■ **Directions for this task**
Taking the records below, count the lines in which "Seleccione" appears and supply only the count.

■ **Provided material**
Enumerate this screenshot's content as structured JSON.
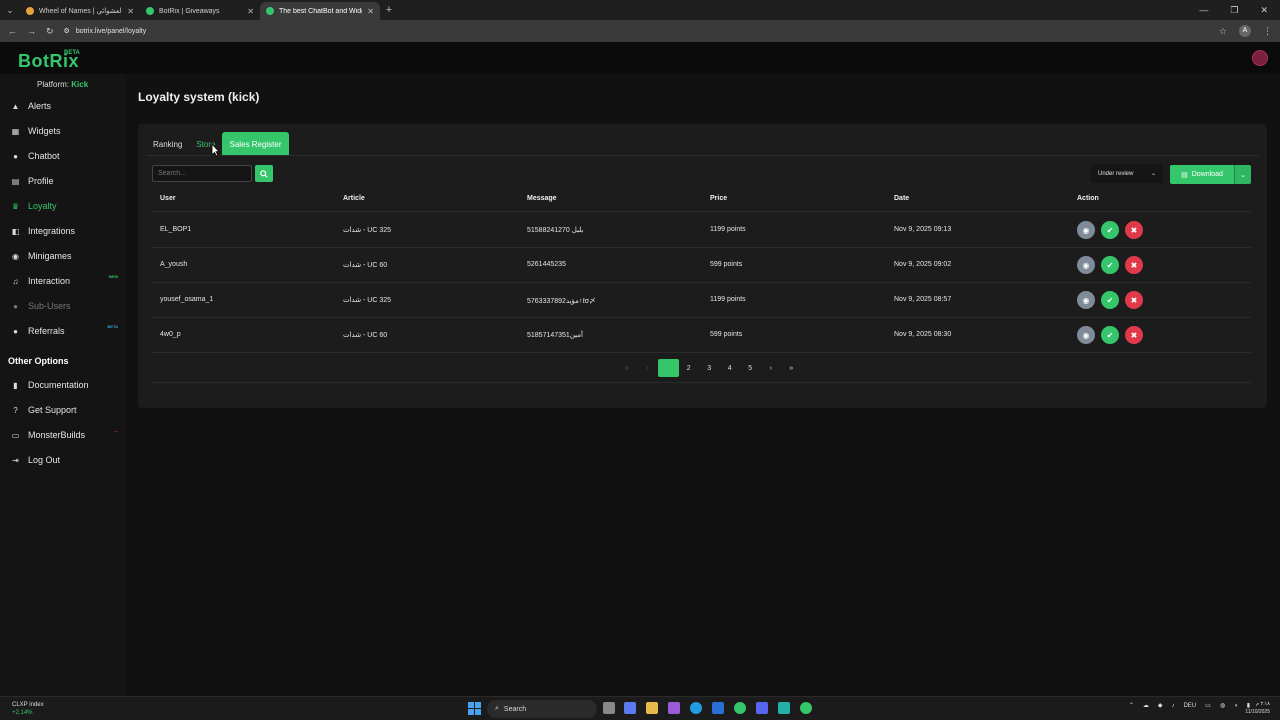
{
  "browser": {
    "tabs": [
      {
        "title": "Wheel of Names | عجلة الأسماء العشوائي"
      },
      {
        "title": "BotRix | Giveaways"
      },
      {
        "title": "The best ChatBot and Widgets"
      }
    ],
    "url": "botrix.live/panel/loyalty",
    "profile_initial": "A"
  },
  "app": {
    "logo": "BotRix",
    "logo_badge": "BETA",
    "platform_label": "Platform:",
    "platform_value": "Kick"
  },
  "sidebar": {
    "items": [
      {
        "label": "Alerts",
        "icon": "warning-icon"
      },
      {
        "label": "Widgets",
        "icon": "widgets-icon"
      },
      {
        "label": "Chatbot",
        "icon": "chat-icon"
      },
      {
        "label": "Profile",
        "icon": "profile-card-icon"
      },
      {
        "label": "Loyalty",
        "icon": "trophy-icon",
        "active": true
      },
      {
        "label": "Integrations",
        "icon": "puzzle-icon"
      },
      {
        "label": "Minigames",
        "icon": "gamepad-icon"
      },
      {
        "label": "Interaction",
        "icon": "music-icon",
        "tag": "NEW"
      },
      {
        "label": "Sub-Users",
        "icon": "users-icon",
        "disabled": true
      },
      {
        "label": "Referrals",
        "icon": "users-icon",
        "tag": "BETA"
      }
    ],
    "other_title": "Other Options",
    "other_items": [
      {
        "label": "Documentation",
        "icon": "book-icon"
      },
      {
        "label": "Get Support",
        "icon": "help-icon"
      },
      {
        "label": "MonsterBuilds",
        "icon": "monitor-icon"
      },
      {
        "label": "Log Out",
        "icon": "logout-icon"
      }
    ]
  },
  "main": {
    "title": "Loyalty system (kick)",
    "tabs": [
      "Ranking",
      "Store",
      "Sales Register"
    ],
    "search_placeholder": "Search...",
    "filter_value": "Under review",
    "download_label": "Download",
    "columns": [
      "User",
      "Article",
      "Message",
      "Price",
      "Date",
      "Action"
    ],
    "rows": [
      {
        "user": "EL_BOP1",
        "article": "شدات - UC 325",
        "message": "بلبل 51588241270",
        "price": "1199 points",
        "date": "Nov 9, 2025 09:13"
      },
      {
        "user": "A_yoush",
        "article": "شدات - UC 60",
        "message": "5261445235",
        "price": "599 points",
        "date": "Nov 9, 2025 09:02"
      },
      {
        "user": "yousef_osama_1",
        "article": "شدات - UC 325",
        "message": "5763337892مؤيد↑ℓσ〆",
        "price": "1199 points",
        "date": "Nov 9, 2025 08:57"
      },
      {
        "user": "4w0_p",
        "article": "شدات - UC 60",
        "message": "51857147351آمين",
        "price": "599 points",
        "date": "Nov 9, 2025 08:30"
      }
    ],
    "pagination": {
      "pages": [
        "1",
        "2",
        "3",
        "4",
        "5"
      ],
      "current": 1
    }
  },
  "taskbar": {
    "weather_title": "CLXP index",
    "weather_value": "+2,14%",
    "search_label": "Search",
    "lang": "DEU",
    "time": "٢:١٨ م",
    "date": "11/10/2025"
  },
  "colors": {
    "accent": "#35c66b",
    "danger": "#e03a4a",
    "neutral": "#7f8b99"
  }
}
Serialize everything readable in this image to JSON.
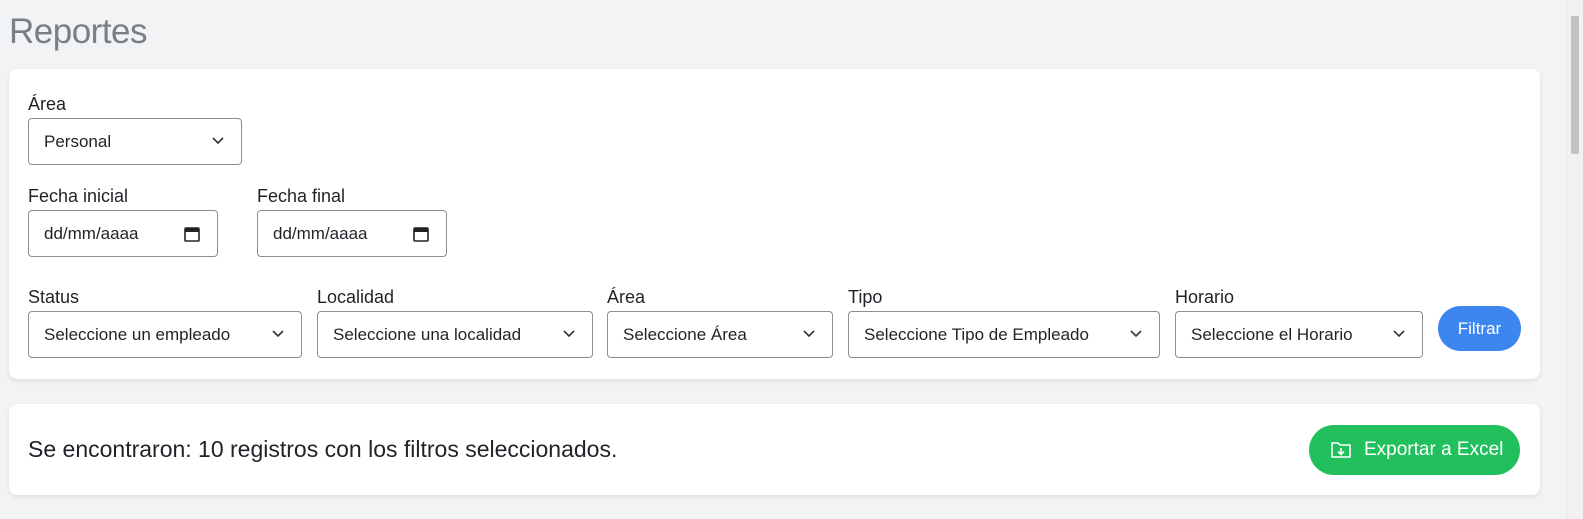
{
  "page": {
    "title": "Reportes"
  },
  "filters": {
    "area_top": {
      "label": "Área",
      "value": "Personal"
    },
    "fecha_inicial": {
      "label": "Fecha inicial",
      "value": "dd/mm/aaaa"
    },
    "fecha_final": {
      "label": "Fecha final",
      "value": "dd/mm/aaaa"
    },
    "status": {
      "label": "Status",
      "value": "Seleccione un empleado"
    },
    "localidad": {
      "label": "Localidad",
      "value": "Seleccione una localidad"
    },
    "area": {
      "label": "Área",
      "value": "Seleccione Área"
    },
    "tipo": {
      "label": "Tipo",
      "value": "Seleccione Tipo de Empleado"
    },
    "horario": {
      "label": "Horario",
      "value": "Seleccione el Horario"
    },
    "filter_button": "Filtrar"
  },
  "results": {
    "summary": "Se encontraron: 10 registros con los filtros seleccionados.",
    "export_button": "Exportar a Excel"
  },
  "icons": {
    "select": "chevron-down-icon",
    "date": "calendar-icon",
    "export": "folder-download-icon"
  },
  "colors": {
    "background": "#f1f3f4",
    "card": "#ffffff",
    "primary_button": "#3d86f0",
    "export_button": "#22c05d",
    "title": "#7a7f87"
  }
}
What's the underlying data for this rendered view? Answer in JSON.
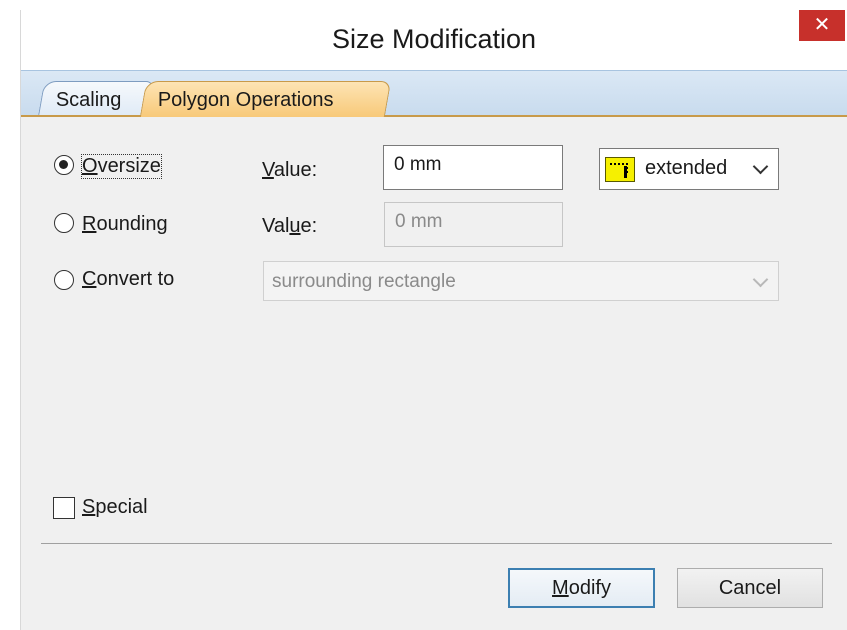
{
  "window": {
    "title": "Size Modification",
    "close_glyph": "✕"
  },
  "tabs": [
    {
      "label": "Scaling",
      "active": false
    },
    {
      "label": "Polygon Operations",
      "active": true
    }
  ],
  "oversize": {
    "label_mnemonic": "O",
    "label_rest": "versize",
    "selected": true,
    "value_label_mnemonic": "V",
    "value_label_rest": "alue:",
    "value": "0 mm"
  },
  "rounding": {
    "label_mnemonic": "R",
    "label_rest": "ounding",
    "selected": false,
    "value_label_pre": "Val",
    "value_label_mnemonic": "u",
    "value_label_post": "e:",
    "value": "0 mm"
  },
  "convert": {
    "label_mnemonic": "C",
    "label_rest": "onvert to",
    "selected": false,
    "option": "surrounding rectangle"
  },
  "mode_dropdown": {
    "selected": "extended",
    "icon": "extended-corner-icon"
  },
  "special": {
    "label_mnemonic": "S",
    "label_rest": "pecial",
    "checked": false
  },
  "buttons": {
    "modify_mnemonic": "M",
    "modify_rest": "odify",
    "cancel": "Cancel"
  },
  "colors": {
    "close": "#c7302b",
    "active_tab": "#f8c979",
    "default_button_border": "#3c7fb1"
  }
}
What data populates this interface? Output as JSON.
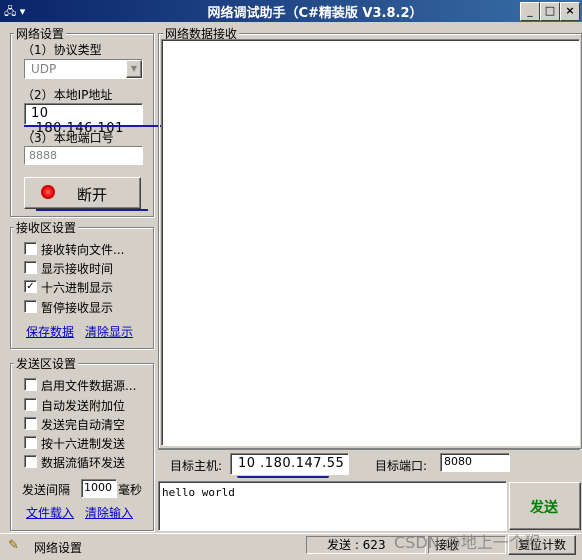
{
  "window": {
    "title": "网络调试助手（C#精装版 V3.8.2）",
    "sys_left": "🖧 ▾",
    "minimize": "_",
    "maximize": "□",
    "close": "×"
  },
  "network": {
    "group_label": "网络设置",
    "protocol_label": "（1）协议类型",
    "protocol_value": "UDP",
    "ip_label": "（2）本地IP地址",
    "ip_value": "10 .180.146.101",
    "port_label": "（3）本地端口号",
    "port_value": "8888",
    "connect_button": "断开"
  },
  "receive": {
    "group_label": "接收区设置",
    "options": [
      {
        "label": "接收转向文件...",
        "checked": false
      },
      {
        "label": "显示接收时间",
        "checked": false
      },
      {
        "label": "十六进制显示",
        "checked": true
      },
      {
        "label": "暂停接收显示",
        "checked": false
      }
    ],
    "save_link": "保存数据",
    "clear_link": "清除显示"
  },
  "send": {
    "group_label": "发送区设置",
    "options": [
      {
        "label": "启用文件数据源...",
        "checked": false
      },
      {
        "label": "自动发送附加位",
        "checked": false
      },
      {
        "label": "发送完自动清空",
        "checked": false
      },
      {
        "label": "按十六进制发送",
        "checked": false
      },
      {
        "label": "数据流循环发送",
        "checked": false
      }
    ],
    "interval_label": "发送间隔",
    "interval_value": "1000",
    "interval_unit": "毫秒",
    "load_link": "文件载入",
    "clear_link": "清除输入"
  },
  "main": {
    "receive_area_label": "网络数据接收",
    "target_host_label": "目标主机:",
    "target_host_value": "10 .180.147.55",
    "target_port_label": "目标端口:",
    "target_port_value": "8080",
    "send_text": "hello world",
    "send_button": "发送"
  },
  "status": {
    "label": "网络设置",
    "send_count": "发送 : 623",
    "recv_label": "接收",
    "reset_button": "复位计数",
    "watermark": "CSDN @地上一个猴"
  },
  "colors": {
    "title_bar": "#0a246a",
    "link": "#0000cc",
    "send_button_text": "#008000",
    "annotation_line": "#1a1aa8"
  }
}
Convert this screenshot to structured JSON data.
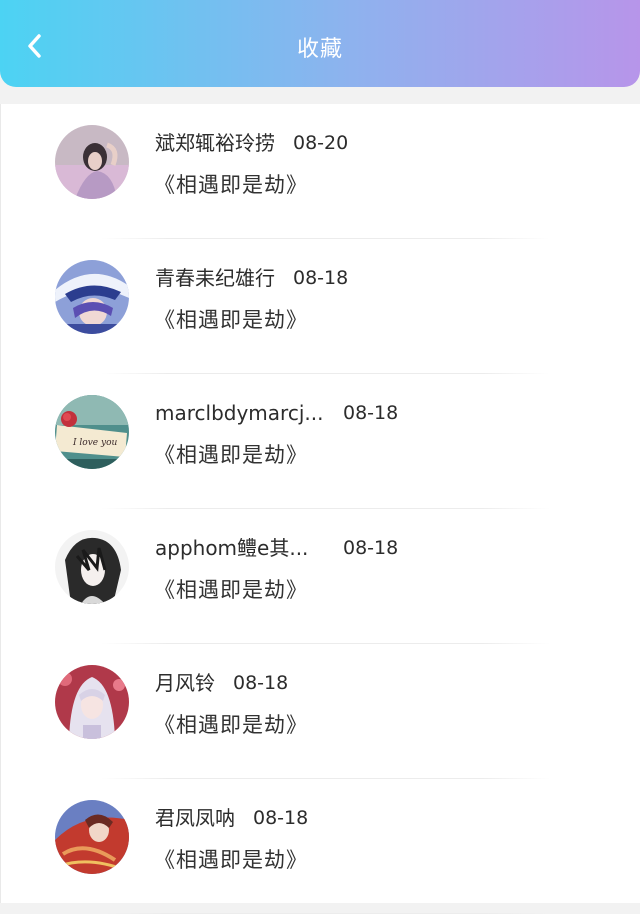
{
  "header": {
    "title": "收藏",
    "back_icon": "chevron-left-icon",
    "gradient": [
      "#4cd3f3",
      "#b795ea"
    ]
  },
  "favorites": [
    {
      "user": "斌郑辄裕玲捞",
      "date": "08-20",
      "title": "《相遇即是劫》",
      "avatar": "woman-portrait"
    },
    {
      "user": "青春耒纪雄行",
      "date": "08-18",
      "title": "《相遇即是劫》",
      "avatar": "anime-boy-hat"
    },
    {
      "user": "marclbdymarcj...",
      "date": "08-18",
      "title": "《相遇即是劫》",
      "avatar": "i-love-you-note"
    },
    {
      "user": "apphom鳢e其...",
      "date": "08-18",
      "title": "《相遇即是劫》",
      "avatar": "anime-boy-sketch"
    },
    {
      "user": "月风铃",
      "date": "08-18",
      "title": "《相遇即是劫》",
      "avatar": "anime-girl-flowers"
    },
    {
      "user": "君凤凤呐",
      "date": "08-18",
      "title": "《相遇即是劫》",
      "avatar": "anime-girl-red"
    }
  ]
}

■ **Task solution**
5